The hard fact that ‘pro-Europeans’ have to grasp is that for many people the EU is not at all that great. Quite the contrary, the EU imposes tough economic rules, yet gives little palpable in return.
The argument that Euroskepticism could be overcome by better ‘framing’, PR techniques or a ‘new narrative’ appeals to many ‘pro-Europeans’. Its logic is simple: the EU does good things, but they are complex by nature and thus difficult to understand. Therefore, the solution surely lies in simplifying the language, engaging the skeptics on Twitter and carrying the day. Sadly, this belief reflects the pro-European elite’s failure to grasp the deeper reality of what shapes people’s perceptions and what the EU today does.
In fact, the EU’s problem is not the absence of a catchy narrative, but the presence of a rather unpopular substance. The lack of a positive narrative is only the most visible sign of the EU’s growing institutional and ideological tensions and this is what the pro-Europeans should really be worrying about, rather than decrying the lack of spin. Continue reading
By conceding that growing inequality is the main challenge facing the US, President Barack Obama finally admitted last week that the much lauded “recovery” is a myth.
In recent months, not a single day has gone by without reports of America’s impressive bounce-back and strong GDP growth.
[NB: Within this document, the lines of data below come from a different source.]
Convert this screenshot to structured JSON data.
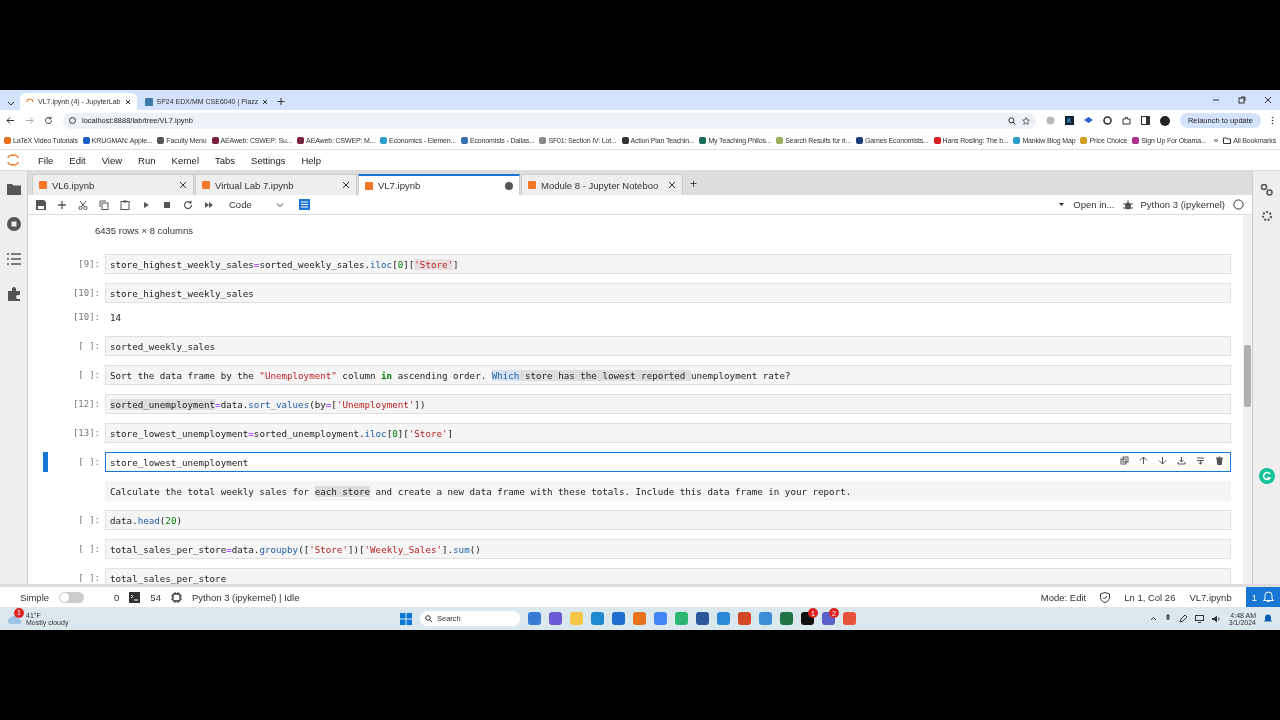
{
  "browser": {
    "tabs": [
      {
        "title": "VL7.ipynb (4) - JupyterLab",
        "selected": true
      },
      {
        "title": "SP24 EDX/MM CSE6040 | Piazz",
        "selected": false
      }
    ],
    "url": "localhost:8888/lab/tree/VL7.ipynb",
    "relaunch": "Relaunch to update",
    "bookmarks": [
      {
        "label": "LaTeX Video Tutorials",
        "color": "#e8711c"
      },
      {
        "label": "KRUGMAN: Apple...",
        "color": "#1a5fc4"
      },
      {
        "label": "Faculty Menu",
        "color": "#555555"
      },
      {
        "label": "AEAweb: CSWEP: Su...",
        "color": "#7a1f3d"
      },
      {
        "label": "AEAweb: CSWEP: M...",
        "color": "#7a1f3d"
      },
      {
        "label": "Economics - Elemen...",
        "color": "#2aa0c8"
      },
      {
        "label": "Economists - Dallas...",
        "color": "#3a6fb0"
      },
      {
        "label": "SF01: Section IV: Lot...",
        "color": "#888888"
      },
      {
        "label": "Action Plan Teachin...",
        "color": "#333333"
      },
      {
        "label": "My Teaching Philos...",
        "color": "#1b6b5a"
      },
      {
        "label": "Search Results for ri...",
        "color": "#9aae5a"
      },
      {
        "label": "Games Economists...",
        "color": "#1c3f7a"
      },
      {
        "label": "Hans Rosling: The b...",
        "color": "#d42020"
      },
      {
        "label": "Mankiw Blog Map",
        "color": "#2aa0c8"
      },
      {
        "label": "Price Choice",
        "color": "#d0a020"
      },
      {
        "label": "Sign Up For Obama...",
        "color": "#b0308a"
      }
    ],
    "more": "»",
    "all_bookmarks": "All Bookmarks"
  },
  "jupyter": {
    "menu": [
      "File",
      "Edit",
      "View",
      "Run",
      "Kernel",
      "Tabs",
      "Settings",
      "Help"
    ],
    "new_tab": "+",
    "doc_tabs": [
      {
        "title": "VL6.ipynb",
        "selected": false,
        "unsaved": false
      },
      {
        "title": "Virtual Lab 7.ipynb",
        "selected": false,
        "unsaved": false
      },
      {
        "title": "VL7.ipynb",
        "selected": true,
        "unsaved": true
      },
      {
        "title": "Module 8 - Jupyter Noteboo",
        "selected": false,
        "unsaved": false
      }
    ],
    "toolbar": {
      "cell_type": "Code",
      "open_in": "Open in...",
      "kernel": "Python 3 (ipykernel)"
    },
    "output_summary": "6435 rows × 8 columns",
    "cells": [
      {
        "kind": "code",
        "prompt": "[9]:",
        "selected": false,
        "segments": [
          {
            "text": "store_highest_weekly_sales",
            "kind": "t"
          },
          {
            "text": "=",
            "kind": "op"
          },
          {
            "text": "sorted_weekly_sales.",
            "kind": "t"
          },
          {
            "text": "iloc",
            "kind": "fn"
          },
          {
            "text": "[",
            "kind": "t"
          },
          {
            "text": "0",
            "kind": "num"
          },
          {
            "text": "][",
            "kind": "t"
          },
          {
            "text": "'Store'",
            "kind": "hlstr"
          },
          {
            "text": "]",
            "kind": "t"
          }
        ]
      },
      {
        "kind": "code",
        "prompt": "[10]:",
        "selected": false,
        "segments": [
          {
            "text": "store_highest_weekly_sales",
            "kind": "t"
          }
        ]
      },
      {
        "kind": "output",
        "prompt": "[10]:",
        "selected": false,
        "segments": [
          {
            "text": "14",
            "kind": "t"
          }
        ]
      },
      {
        "kind": "code",
        "prompt": "[ ]:",
        "selected": false,
        "segments": [
          {
            "text": "sorted_weekly_sales",
            "kind": "t"
          }
        ]
      },
      {
        "kind": "code",
        "prompt": "[ ]:",
        "selected": false,
        "segments": [
          {
            "text": "Sort the data frame by the ",
            "kind": "t"
          },
          {
            "text": "\"Unemployment\"",
            "kind": "str"
          },
          {
            "text": " column ",
            "kind": "t"
          },
          {
            "text": "in",
            "kind": "kw"
          },
          {
            "text": " ascending order. ",
            "kind": "t"
          },
          {
            "text": "Which",
            "kind": "hlfn"
          },
          {
            "text": " store has the lowest reported ",
            "kind": "hl"
          },
          {
            "text": "unemployment rate?",
            "kind": "t"
          }
        ]
      },
      {
        "kind": "code",
        "prompt": "[12]:",
        "selected": false,
        "segments": [
          {
            "text": "sorted_unemployment",
            "kind": "hl"
          },
          {
            "text": "=",
            "kind": "op"
          },
          {
            "text": "data.",
            "kind": "t"
          },
          {
            "text": "sort_values",
            "kind": "fn"
          },
          {
            "text": "(by",
            "kind": "t"
          },
          {
            "text": "=",
            "kind": "op"
          },
          {
            "text": "[",
            "kind": "t"
          },
          {
            "text": "'Unemployment'",
            "kind": "str"
          },
          {
            "text": "])",
            "kind": "t"
          }
        ]
      },
      {
        "kind": "code",
        "prompt": "[13]:",
        "selected": false,
        "segments": [
          {
            "text": "store_lowest_unemployment",
            "kind": "t"
          },
          {
            "text": "=",
            "kind": "op"
          },
          {
            "text": "sorted_unemployment.",
            "kind": "t"
          },
          {
            "text": "iloc",
            "kind": "fn"
          },
          {
            "text": "[",
            "kind": "t"
          },
          {
            "text": "0",
            "kind": "num"
          },
          {
            "text": "][",
            "kind": "t"
          },
          {
            "text": "'Store'",
            "kind": "str"
          },
          {
            "text": "]",
            "kind": "t"
          }
        ]
      },
      {
        "kind": "code",
        "prompt": "[ ]:",
        "selected": true,
        "segments": [
          {
            "text": "store_lowest_unemployment",
            "kind": "t"
          }
        ]
      },
      {
        "kind": "markdown",
        "selected": false,
        "segments": [
          {
            "text": "Calculate the total weekly sales for ",
            "kind": "t"
          },
          {
            "text": "each store",
            "kind": "hl"
          },
          {
            "text": " and create a new data frame with these totals. Include this data frame in your report.",
            "kind": "t"
          }
        ]
      },
      {
        "kind": "code",
        "prompt": "[ ]:",
        "selected": false,
        "segments": [
          {
            "text": "data.",
            "kind": "t"
          },
          {
            "text": "head",
            "kind": "fn"
          },
          {
            "text": "(",
            "kind": "t"
          },
          {
            "text": "20",
            "kind": "num"
          },
          {
            "text": ")",
            "kind": "t"
          }
        ]
      },
      {
        "kind": "code",
        "prompt": "[ ]:",
        "selected": false,
        "segments": [
          {
            "text": "total_sales_per_store",
            "kind": "t"
          },
          {
            "text": "=",
            "kind": "op"
          },
          {
            "text": "data.",
            "kind": "t"
          },
          {
            "text": "groupby",
            "kind": "fn"
          },
          {
            "text": "([",
            "kind": "t"
          },
          {
            "text": "'Store'",
            "kind": "str"
          },
          {
            "text": "])[",
            "kind": "t"
          },
          {
            "text": "'Weekly_Sales'",
            "kind": "str"
          },
          {
            "text": "].",
            "kind": "t"
          },
          {
            "text": "sum",
            "kind": "fn"
          },
          {
            "text": "()",
            "kind": "t"
          }
        ]
      },
      {
        "kind": "code",
        "prompt": "[ ]:",
        "selected": false,
        "segments": [
          {
            "text": "total_sales_per_store",
            "kind": "t"
          }
        ]
      }
    ],
    "status": {
      "simple_label": "Simple",
      "simple_on": false,
      "terminals": "0",
      "kernels": "54",
      "kernel_status": "Python 3 (ipykernel) | Idle",
      "mode": "Mode: Edit",
      "position": "Ln 1, Col 26",
      "file": "VL7.ipynb",
      "notifications": "1"
    }
  },
  "taskbar": {
    "weather_badge": "1",
    "temperature": "41°F",
    "weather": "Mostly cloudy",
    "search": "Search",
    "apps": [
      {
        "color": "#3a7bd5"
      },
      {
        "color": "#6b5bd6"
      },
      {
        "color": "#f2c744"
      },
      {
        "color": "#1e88d0"
      },
      {
        "color": "#1f6fd0"
      },
      {
        "color": "#e8711c"
      },
      {
        "color": "#4285f4"
      },
      {
        "color": "#2bb673"
      },
      {
        "color": "#2b579a"
      },
      {
        "color": "#2a8ad8"
      },
      {
        "color": "#d24726"
      },
      {
        "color": "#3a8fd8"
      },
      {
        "color": "#217346"
      },
      {
        "color": "#111111",
        "badge": "1"
      },
      {
        "color": "#5b5fc7",
        "badge": "2"
      },
      {
        "color": "#e8543a"
      }
    ],
    "time": "4:48 AM",
    "date": "3/1/2024"
  }
}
Financial experts and TV hosts have been very eager to emphasize surging stock market indexes and what good this brings to the world’s largest economy. Talk show guests have been underlining the strength of US economic crisis management, while pointing their fingers at Europeans who are just muddling through. More often than not, leading European voices appeared to agree.
Who would blame them? The US annualized GDP growth has reached 2.8% in this year’s third quarter – quite impressive when compared with the comatose 0.1% registered by the Eurozone. On the market front, Twitter’s IPO in November was a success even to the casual observer: at the end of the first trading day the company’s valuation peaked at $30 billion. Buyers of its stocks could cash as much as 70% in profit if they sold just 24 hours later. So, if the economy is growing and the stock market is booming, surely the recovery must be unquestionably here!
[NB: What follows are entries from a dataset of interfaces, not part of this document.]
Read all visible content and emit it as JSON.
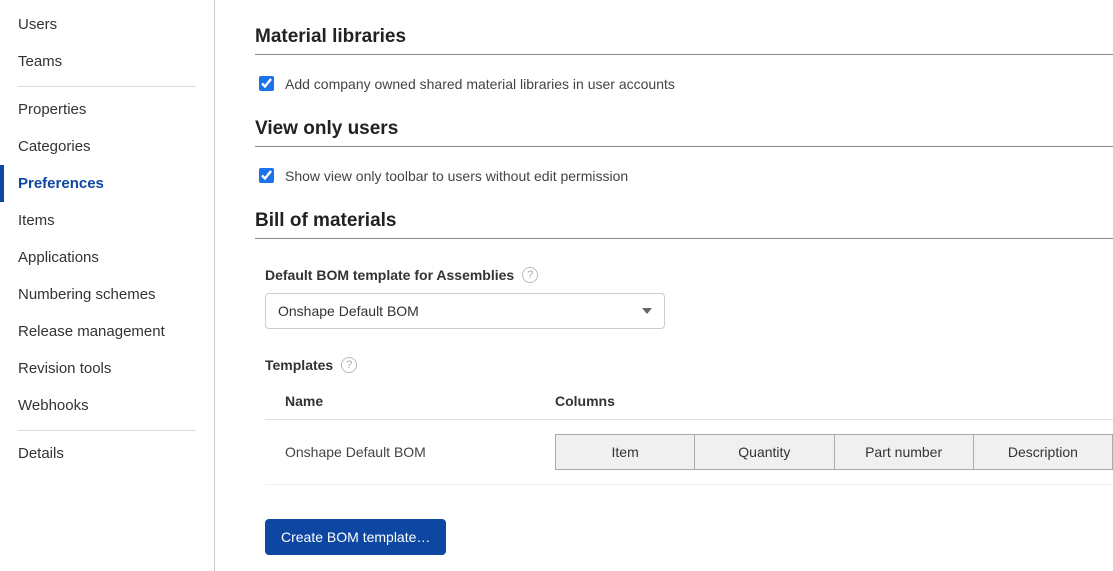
{
  "sidebar": {
    "group1": [
      {
        "label": "Users"
      },
      {
        "label": "Teams"
      }
    ],
    "group2": [
      {
        "label": "Properties"
      },
      {
        "label": "Categories"
      },
      {
        "label": "Preferences",
        "active": true
      },
      {
        "label": "Items"
      },
      {
        "label": "Applications"
      },
      {
        "label": "Numbering schemes"
      },
      {
        "label": "Release management"
      },
      {
        "label": "Revision tools"
      },
      {
        "label": "Webhooks"
      }
    ],
    "group3": [
      {
        "label": "Details"
      }
    ]
  },
  "sections": {
    "material": {
      "heading": "Material libraries",
      "checkbox_label": "Add company owned shared material libraries in user accounts",
      "checked": true
    },
    "viewonly": {
      "heading": "View only users",
      "checkbox_label": "Show view only toolbar to users without edit permission",
      "checked": true
    },
    "bom": {
      "heading": "Bill of materials",
      "default_template_label": "Default BOM template for Assemblies",
      "default_template_value": "Onshape Default BOM",
      "templates_label": "Templates",
      "table": {
        "headers": {
          "name": "Name",
          "columns": "Columns"
        },
        "rows": [
          {
            "name": "Onshape Default BOM",
            "columns": [
              "Item",
              "Quantity",
              "Part number",
              "Description"
            ]
          }
        ]
      },
      "create_button": "Create BOM template…"
    }
  },
  "help_glyph": "?"
}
Or is it? What does recovery stand for? Should we cheer GDP growth and stock market performance, or should we rather look at household earnings, job quality and levels of poverty? What does really count, abstract statistics or people’s incomes, jobs?…
Read the rest of the piece on openDemocracy.
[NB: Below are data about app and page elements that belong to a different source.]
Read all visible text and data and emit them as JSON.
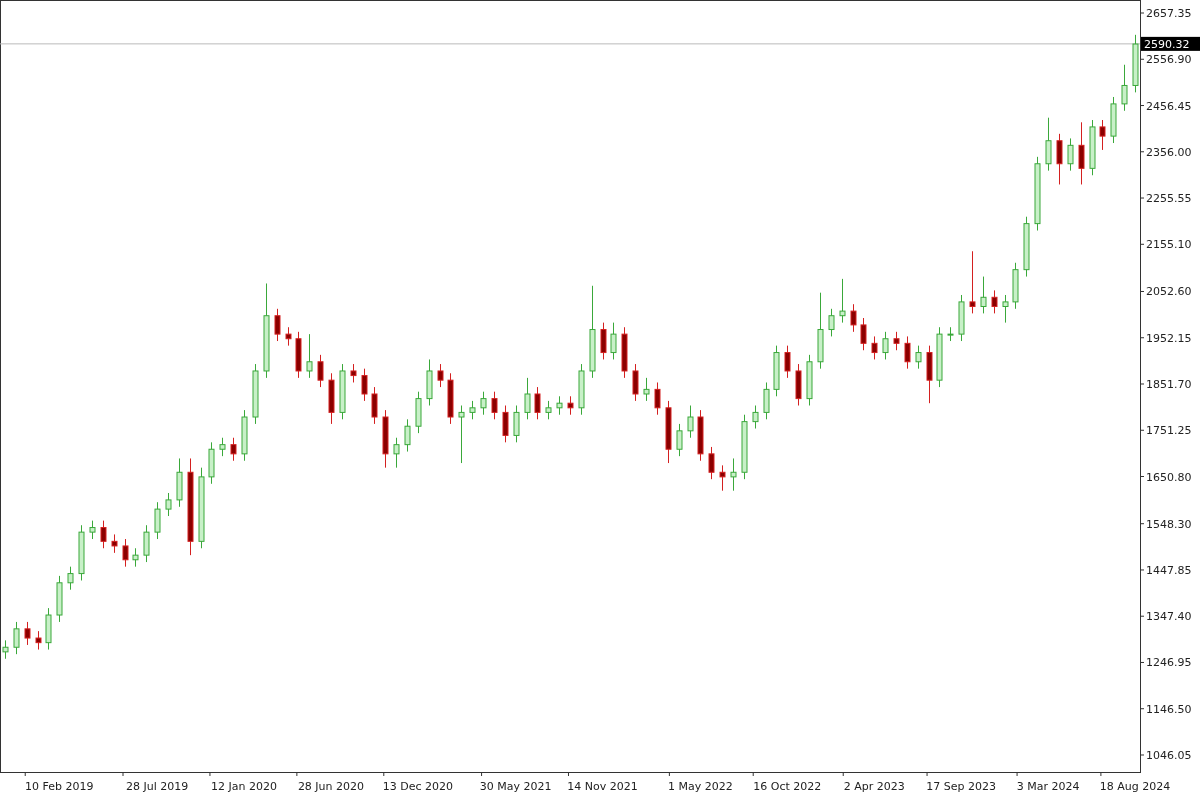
{
  "chart_data": {
    "type": "candlestick",
    "ylim": [
      1009.1,
      2685.6
    ],
    "categories": [
      null,
      null,
      null,
      null,
      null,
      "10 Feb 2019",
      null,
      null,
      null,
      null,
      null,
      null,
      null,
      null,
      "28 Jul 2019",
      null,
      null,
      null,
      null,
      null,
      null,
      null,
      "12 Jan 2020",
      null,
      null,
      null,
      null,
      null,
      null,
      null,
      "28 Jun 2020",
      null,
      null,
      null,
      null,
      null,
      null,
      null,
      "13 Dec 2020",
      null,
      null,
      null,
      null,
      null,
      null,
      null,
      null,
      "30 May 2021",
      null,
      null,
      null,
      null,
      null,
      null,
      null,
      "14 Nov 2021",
      null,
      null,
      null,
      null,
      null,
      null,
      null,
      null,
      "1 May 2022",
      null,
      null,
      null,
      null,
      null,
      null,
      null,
      "16 Oct 2022",
      null,
      null,
      null,
      null,
      null,
      null,
      null,
      "2 Apr 2023",
      null,
      null,
      null,
      null,
      null,
      null,
      null,
      "17 Sep 2023",
      null,
      null,
      null,
      null,
      null,
      null,
      null,
      "3 Mar 2024",
      null,
      null,
      null,
      null,
      null,
      null,
      null,
      "18 Aug 2024"
    ],
    "ohlc": [
      [
        1270,
        1295,
        1255,
        1280
      ],
      [
        1280,
        1335,
        1265,
        1320
      ],
      [
        1320,
        1335,
        1285,
        1300
      ],
      [
        1300,
        1315,
        1275,
        1290
      ],
      [
        1290,
        1365,
        1275,
        1350
      ],
      [
        1350,
        1435,
        1335,
        1420
      ],
      [
        1420,
        1455,
        1405,
        1440
      ],
      [
        1440,
        1545,
        1425,
        1530
      ],
      [
        1530,
        1555,
        1515,
        1540
      ],
      [
        1540,
        1555,
        1495,
        1510
      ],
      [
        1510,
        1525,
        1485,
        1500
      ],
      [
        1500,
        1515,
        1455,
        1470
      ],
      [
        1470,
        1495,
        1455,
        1480
      ],
      [
        1480,
        1545,
        1465,
        1530
      ],
      [
        1530,
        1595,
        1515,
        1580
      ],
      [
        1580,
        1615,
        1565,
        1600
      ],
      [
        1600,
        1690,
        1585,
        1660
      ],
      [
        1660,
        1690,
        1480,
        1510
      ],
      [
        1510,
        1670,
        1495,
        1650
      ],
      [
        1650,
        1725,
        1635,
        1710
      ],
      [
        1710,
        1735,
        1695,
        1720
      ],
      [
        1720,
        1735,
        1685,
        1700
      ],
      [
        1700,
        1795,
        1685,
        1780
      ],
      [
        1780,
        1895,
        1765,
        1880
      ],
      [
        1880,
        2070,
        1865,
        2000
      ],
      [
        2000,
        2015,
        1945,
        1960
      ],
      [
        1960,
        1975,
        1935,
        1950
      ],
      [
        1950,
        1965,
        1865,
        1880
      ],
      [
        1880,
        1960,
        1865,
        1900
      ],
      [
        1900,
        1915,
        1845,
        1860
      ],
      [
        1860,
        1875,
        1765,
        1790
      ],
      [
        1790,
        1895,
        1775,
        1880
      ],
      [
        1880,
        1895,
        1855,
        1870
      ],
      [
        1870,
        1885,
        1815,
        1830
      ],
      [
        1830,
        1845,
        1765,
        1780
      ],
      [
        1780,
        1795,
        1670,
        1700
      ],
      [
        1700,
        1735,
        1670,
        1720
      ],
      [
        1720,
        1775,
        1705,
        1760
      ],
      [
        1760,
        1835,
        1745,
        1820
      ],
      [
        1820,
        1905,
        1805,
        1880
      ],
      [
        1880,
        1895,
        1845,
        1860
      ],
      [
        1860,
        1875,
        1765,
        1780
      ],
      [
        1780,
        1805,
        1680,
        1790
      ],
      [
        1790,
        1815,
        1775,
        1800
      ],
      [
        1800,
        1835,
        1785,
        1820
      ],
      [
        1820,
        1835,
        1775,
        1790
      ],
      [
        1790,
        1805,
        1725,
        1740
      ],
      [
        1740,
        1805,
        1725,
        1790
      ],
      [
        1790,
        1865,
        1775,
        1830
      ],
      [
        1830,
        1845,
        1775,
        1790
      ],
      [
        1790,
        1815,
        1775,
        1800
      ],
      [
        1800,
        1825,
        1785,
        1810
      ],
      [
        1810,
        1825,
        1785,
        1800
      ],
      [
        1800,
        1895,
        1785,
        1880
      ],
      [
        1880,
        2065,
        1865,
        1970
      ],
      [
        1970,
        1985,
        1905,
        1920
      ],
      [
        1920,
        1985,
        1905,
        1960
      ],
      [
        1960,
        1975,
        1865,
        1880
      ],
      [
        1880,
        1895,
        1815,
        1830
      ],
      [
        1830,
        1865,
        1815,
        1840
      ],
      [
        1840,
        1855,
        1785,
        1800
      ],
      [
        1800,
        1815,
        1680,
        1710
      ],
      [
        1710,
        1765,
        1695,
        1750
      ],
      [
        1750,
        1805,
        1735,
        1780
      ],
      [
        1780,
        1795,
        1685,
        1700
      ],
      [
        1700,
        1715,
        1645,
        1660
      ],
      [
        1660,
        1675,
        1620,
        1650
      ],
      [
        1650,
        1690,
        1620,
        1660
      ],
      [
        1660,
        1785,
        1645,
        1770
      ],
      [
        1770,
        1805,
        1755,
        1790
      ],
      [
        1790,
        1855,
        1775,
        1840
      ],
      [
        1840,
        1935,
        1825,
        1920
      ],
      [
        1920,
        1935,
        1865,
        1880
      ],
      [
        1880,
        1895,
        1805,
        1820
      ],
      [
        1820,
        1915,
        1805,
        1900
      ],
      [
        1900,
        2050,
        1885,
        1970
      ],
      [
        1970,
        2015,
        1955,
        2000
      ],
      [
        2000,
        2080,
        1985,
        2010
      ],
      [
        2010,
        2025,
        1965,
        1980
      ],
      [
        1980,
        1995,
        1925,
        1940
      ],
      [
        1940,
        1955,
        1905,
        1920
      ],
      [
        1920,
        1965,
        1905,
        1950
      ],
      [
        1950,
        1965,
        1925,
        1940
      ],
      [
        1940,
        1955,
        1885,
        1900
      ],
      [
        1900,
        1935,
        1885,
        1920
      ],
      [
        1920,
        1935,
        1810,
        1860
      ],
      [
        1860,
        1975,
        1845,
        1960
      ],
      [
        1960,
        1975,
        1945,
        1960
      ],
      [
        1960,
        2045,
        1945,
        2030
      ],
      [
        2030,
        2140,
        2005,
        2020
      ],
      [
        2020,
        2085,
        2005,
        2040
      ],
      [
        2040,
        2055,
        2005,
        2020
      ],
      [
        2020,
        2045,
        1985,
        2030
      ],
      [
        2030,
        2115,
        2015,
        2100
      ],
      [
        2100,
        2215,
        2085,
        2200
      ],
      [
        2200,
        2345,
        2185,
        2330
      ],
      [
        2330,
        2430,
        2315,
        2380
      ],
      [
        2380,
        2395,
        2285,
        2330
      ],
      [
        2330,
        2385,
        2315,
        2370
      ],
      [
        2370,
        2420,
        2285,
        2320
      ],
      [
        2320,
        2425,
        2305,
        2410
      ],
      [
        2410,
        2425,
        2360,
        2390
      ],
      [
        2390,
        2475,
        2375,
        2460
      ],
      [
        2460,
        2545,
        2445,
        2500
      ],
      [
        2500,
        2610,
        2485,
        2590
      ]
    ],
    "yticks": [
      {
        "value": 2657.35,
        "label": "2657.35"
      },
      {
        "value": 2556.9,
        "label": "2556.90"
      },
      {
        "value": 2456.45,
        "label": "2456.45"
      },
      {
        "value": 2356,
        "label": "2356.00"
      },
      {
        "value": 2255.55,
        "label": "2255.55"
      },
      {
        "value": 2155.1,
        "label": "2155.10"
      },
      {
        "value": 2052.6,
        "label": "2052.60"
      },
      {
        "value": 1952.15,
        "label": "1952.15"
      },
      {
        "value": 1851.7,
        "label": "1851.70"
      },
      {
        "value": 1751.25,
        "label": "1751.25"
      },
      {
        "value": 1650.8,
        "label": "1650.80"
      },
      {
        "value": 1548.3,
        "label": "1548.30"
      },
      {
        "value": 1447.85,
        "label": "1447.85"
      },
      {
        "value": 1347.4,
        "label": "1347.40"
      },
      {
        "value": 1246.95,
        "label": "1246.95"
      },
      {
        "value": 1146.5,
        "label": "1146.50"
      },
      {
        "value": 1046.05,
        "label": "1046.05"
      }
    ],
    "ref_lines": [
      {
        "axis": "y",
        "value": 2590.32,
        "label": "2590.32"
      }
    ]
  }
}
In the last months, a wave of protest and anger has swept through Slovenia, as thousands of people challenge the corrupt and out-of-touch political elite of a country that was once considered the wunderkind of democratic transition in the region.
Slovenia is currently sailing the roughest seas since it gained independence more than twenty years ago. The country that was once considered a wunderkind of democratic transition in Central and Eastern Europe, registering solid economic growth and political stability, joining the European Union (EU) and NATO in 2004, adopting the Euro in 2007, is now enmeshed in a political paralysis of significant proportion, with no clear end in sight.
Before the crisis hit Europe’s economy, Slovenia had already confidently climbed the ladder and reached 91 percent of the average GDP per capita in the EU. Things were good. Unemployment was at historically lowest levels, just above 6 percent, prosperity was tangible. Shopping malls were full, real estate prices booming, the average car on the street was a solid German Volkswagen. A kind of Slovenian Dream was there, for everyone. Then reality hit. Continue reading